displaying a portrait of Robert E. Lee in his office. This was
part of his response; quote
"Robert E. Lee was, in
my estimation, one of the supremely gifted men produced by this

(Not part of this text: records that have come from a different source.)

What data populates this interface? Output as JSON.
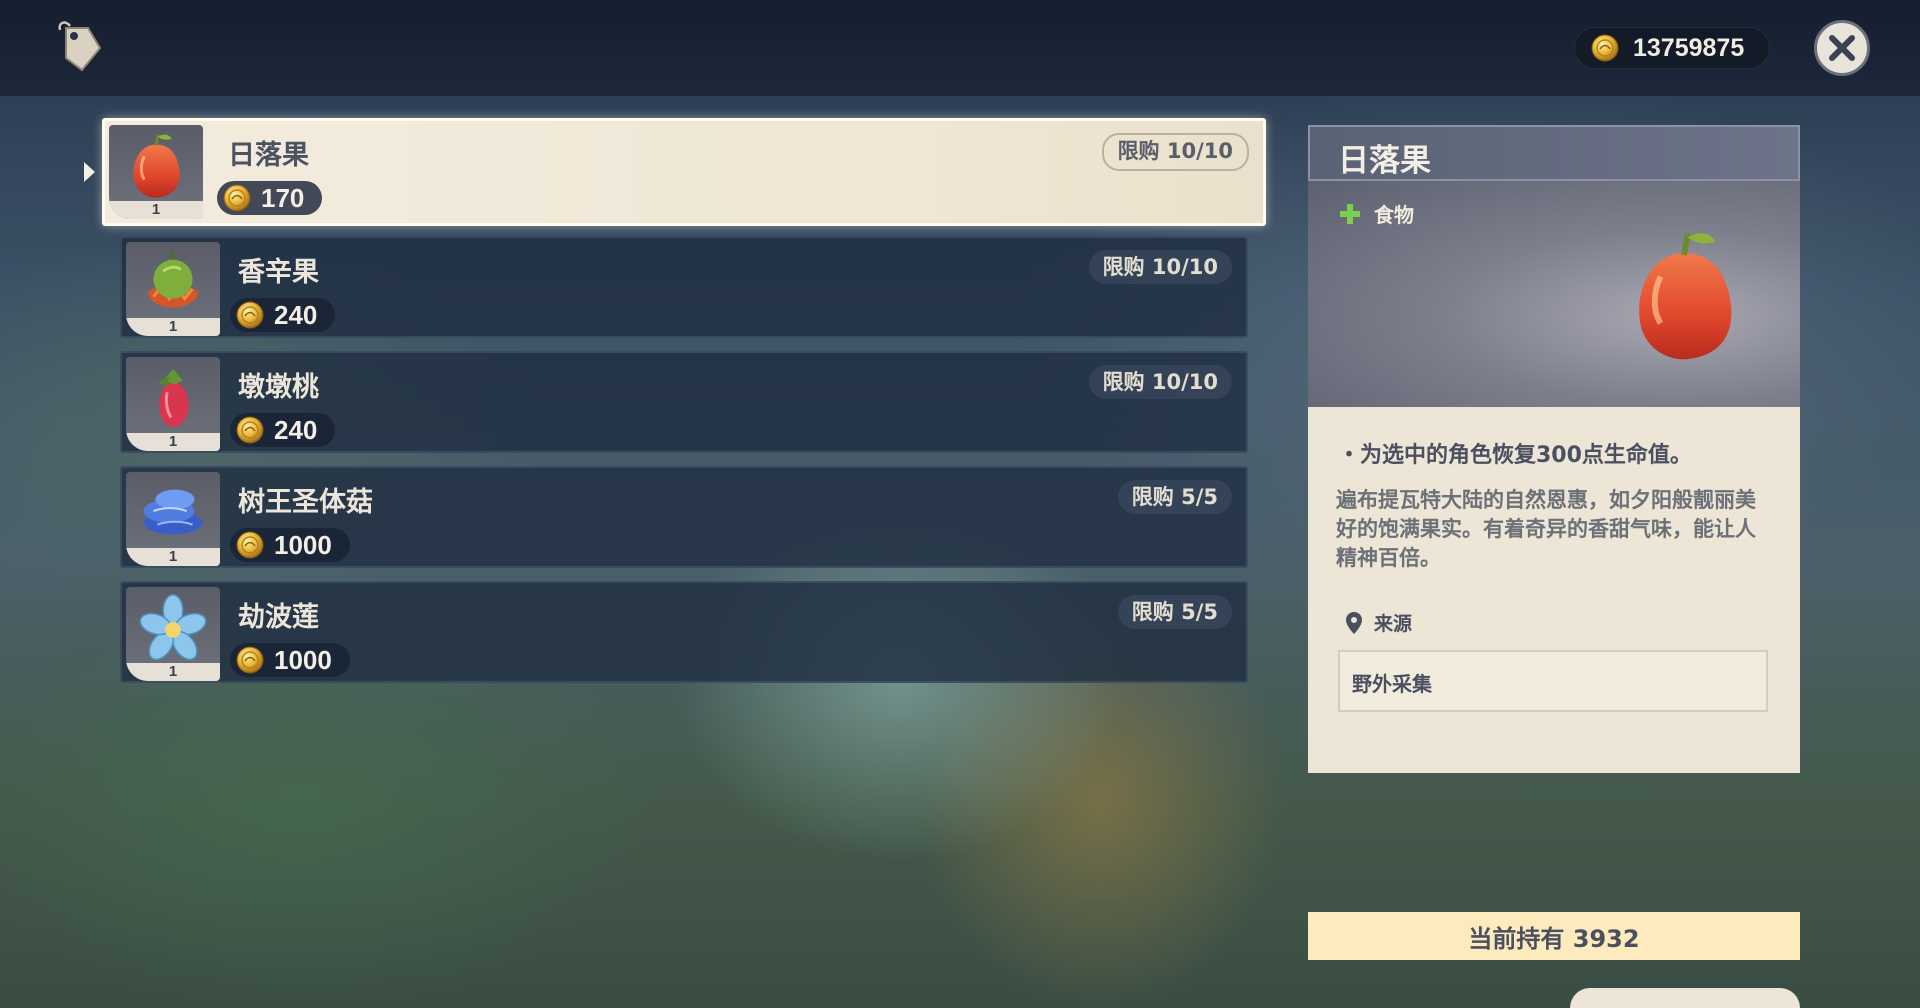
{
  "topbar": {
    "mora_amount": "13759875",
    "icons": {
      "shop": "tag-icon",
      "currency": "mora-coin-icon",
      "close": "close-icon"
    }
  },
  "items": [
    {
      "name": "日落果",
      "price": "170",
      "limit": "限购 10/10",
      "count": "1",
      "icon": "sunsettia-icon",
      "selected": true
    },
    {
      "name": "香辛果",
      "price": "240",
      "limit": "限购 10/10",
      "count": "1",
      "icon": "harra-fruit-icon",
      "selected": false
    },
    {
      "name": "墩墩桃",
      "price": "240",
      "limit": "限购 10/10",
      "count": "1",
      "icon": "zaytun-peach-icon",
      "selected": false
    },
    {
      "name": "树王圣体菇",
      "price": "1000",
      "limit": "限购 5/5",
      "count": "1",
      "icon": "rukkhashava-mushroom-icon",
      "selected": false
    },
    {
      "name": "劫波莲",
      "price": "1000",
      "limit": "限购 5/5",
      "count": "1",
      "icon": "padisarah-icon",
      "selected": false
    }
  ],
  "detail": {
    "title": "日落果",
    "type": "食物",
    "effect": "・为选中的角色恢复300点生命值。",
    "description": "遍布提瓦特大陆的自然恩惠，如夕阳般靓丽美好的饱满果实。有着奇异的香甜气味，能让人精神百倍。",
    "source_label": "来源",
    "source_value": "野外采集"
  },
  "owned": "当前持有 3932",
  "colors": {
    "selected_row_bg": "#f3ecde",
    "row_bg": "#202e42",
    "owned_bar_bg": "#fdebbd",
    "detail_body_bg": "#ede6d6",
    "text_dark": "#4b5060"
  }
}
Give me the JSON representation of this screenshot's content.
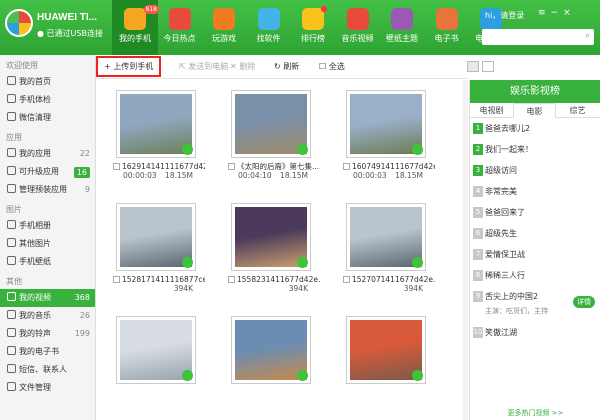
{
  "device": {
    "name": "HUAWEI TI...",
    "status": "已通过USB连接"
  },
  "nav": [
    {
      "label": "我的手机",
      "color": "#f6a623",
      "badge": "818"
    },
    {
      "label": "今日热点",
      "color": "#e84a3c"
    },
    {
      "label": "玩游戏",
      "color": "#f07b22"
    },
    {
      "label": "找软件",
      "color": "#44b4e6"
    },
    {
      "label": "排行榜",
      "color": "#f7c21a",
      "dot": true
    },
    {
      "label": "音乐视频",
      "color": "#e84a3c"
    },
    {
      "label": "壁纸主题",
      "color": "#9b59b6"
    },
    {
      "label": "电子书",
      "color": "#e8743c"
    },
    {
      "label": "电脑软件",
      "color": "#2d9ee0"
    }
  ],
  "header": {
    "login": "hi，请登录"
  },
  "sidebar": {
    "sections": [
      {
        "title": "欢迎使用",
        "items": [
          {
            "label": "我的首页"
          },
          {
            "label": "手机体检"
          },
          {
            "label": "微信清理"
          }
        ]
      },
      {
        "title": "应用",
        "items": [
          {
            "label": "我的应用",
            "count": "22"
          },
          {
            "label": "可升级应用",
            "count": "16",
            "badge": true
          },
          {
            "label": "管理预装应用",
            "count": "9"
          }
        ]
      },
      {
        "title": "图片",
        "items": [
          {
            "label": "手机相册"
          },
          {
            "label": "其他图片"
          },
          {
            "label": "手机壁纸"
          }
        ]
      },
      {
        "title": "其他",
        "items": [
          {
            "label": "我的视频",
            "count": "368",
            "selected": true
          },
          {
            "label": "我的音乐",
            "count": "26"
          },
          {
            "label": "我的铃声",
            "count": "199"
          },
          {
            "label": "我的电子书"
          },
          {
            "label": "短信、联系人"
          },
          {
            "label": "文件管理"
          }
        ]
      }
    ]
  },
  "toolbar": {
    "upload": "+ 上传到手机",
    "send": "发送到电脑",
    "delete": "删除",
    "refresh": "刷新",
    "select_all": "全选"
  },
  "videos": [
    {
      "name": "162914141111677d42e...",
      "duration": "00:00:03",
      "size": "18.15M"
    },
    {
      "name": "《太阳的后裔》第七集...",
      "duration": "00:04:10",
      "size": "18.15M"
    },
    {
      "name": "16074914111677d42e...",
      "duration": "00:00:03",
      "size": "18.15M"
    },
    {
      "name": "1528171411116877ce63f...",
      "duration": "",
      "size": "394K"
    },
    {
      "name": "1558231411677d42e...",
      "duration": "",
      "size": "394K"
    },
    {
      "name": "1527071411677d42e...",
      "duration": "",
      "size": "394K"
    },
    {
      "name": "",
      "duration": "",
      "size": ""
    },
    {
      "name": "",
      "duration": "",
      "size": ""
    },
    {
      "name": "",
      "duration": "",
      "size": ""
    }
  ],
  "panel": {
    "title": "娱乐影视榜",
    "tabs": [
      "电视剧",
      "电影",
      "综艺"
    ],
    "ranks": [
      {
        "n": "1",
        "title": "爸爸去哪儿2"
      },
      {
        "n": "2",
        "title": "我们一起来！"
      },
      {
        "n": "3",
        "title": "超级访问"
      },
      {
        "n": "4",
        "title": "非常完美"
      },
      {
        "n": "5",
        "title": "爸爸回来了"
      },
      {
        "n": "6",
        "title": "超级先生"
      },
      {
        "n": "7",
        "title": "爱情保卫战"
      },
      {
        "n": "8",
        "title": "稀稀三人行"
      },
      {
        "n": "9",
        "title": "舌尖上的中国2",
        "sub": "主演：吃货们，主持",
        "detail": "详情"
      },
      {
        "n": "10",
        "title": "笑傲江湖"
      }
    ],
    "more": "更多热门视频 >>"
  }
}
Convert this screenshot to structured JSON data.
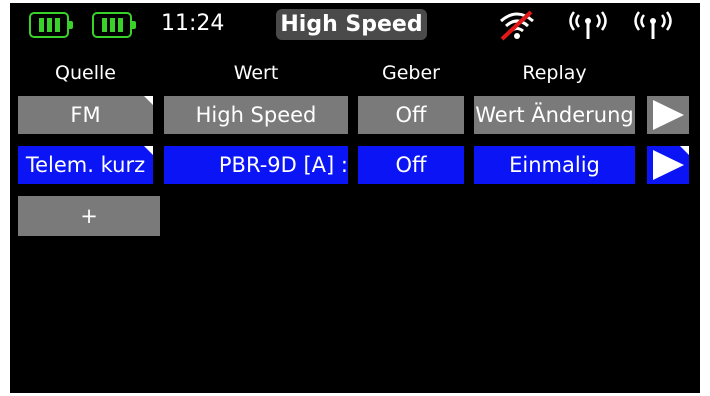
{
  "status": {
    "time": "11:24",
    "title": "High Speed",
    "battery_colors": {
      "battery": "#3ad12a"
    }
  },
  "columns": {
    "quelle": "Quelle",
    "wert": "Wert",
    "geber": "Geber",
    "replay": "Replay"
  },
  "rows": [
    {
      "quelle": "FM",
      "wert": "High Speed",
      "geber": "Off",
      "replay": "Wert Änderung",
      "style": "gray"
    },
    {
      "quelle": "Telem. kurz",
      "wert": "PBR-9D [A] :",
      "geber": "Off",
      "replay": "Einmalig",
      "style": "blue"
    }
  ],
  "add_button": "+",
  "colors": {
    "screen": "#000000",
    "cell_gray": "#7a7a7a",
    "cell_blue": "#0a14f4",
    "accent_green": "#3ad12a"
  },
  "icons": [
    "battery-icon",
    "battery-icon",
    "wifi-off-icon",
    "antenna-signal-icon",
    "antenna-signal-icon",
    "play-icon"
  ]
}
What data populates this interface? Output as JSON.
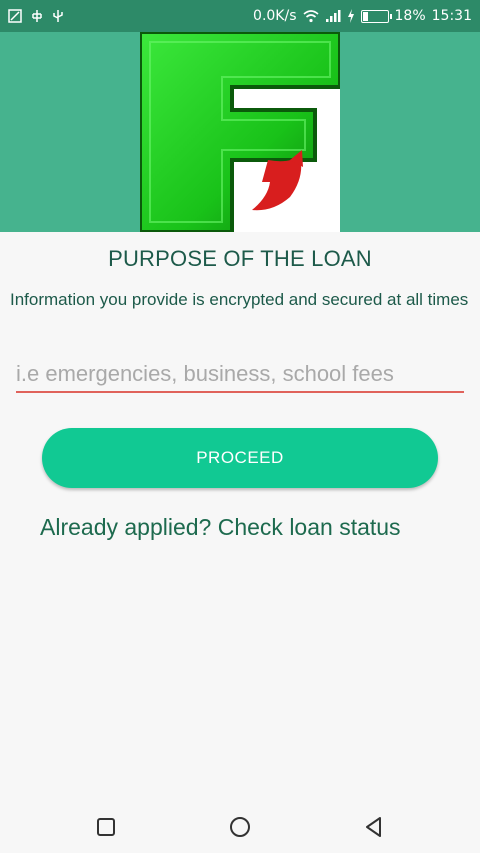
{
  "status_bar": {
    "speed": "0.0K/s",
    "battery": "18%",
    "time": "15:31",
    "icons": [
      "screenshot-icon",
      "usb-debug-icon",
      "usb-icon",
      "wifi-icon",
      "signal-icon",
      "charging-icon",
      "battery-icon"
    ]
  },
  "banner": {
    "logo_icon": "f-logo-icon",
    "background_color": "#46b38e"
  },
  "main": {
    "title": "PURPOSE OF THE LOAN",
    "info": "Information you provide is encrypted and secured at all times",
    "purpose_input": {
      "value": "",
      "placeholder": "i.e emergencies, business, school fees"
    },
    "proceed_label": "PROCEED",
    "check_status_link": "Already applied? Check loan status"
  },
  "colors": {
    "accent": "#11c993",
    "text_dark_green": "#1d5a4a",
    "input_underline": "#e0625b"
  },
  "nav_bar": {
    "icons": [
      "recents-icon",
      "home-icon",
      "back-icon"
    ]
  }
}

Christian-gentleman's last words were, "Strike the Tent."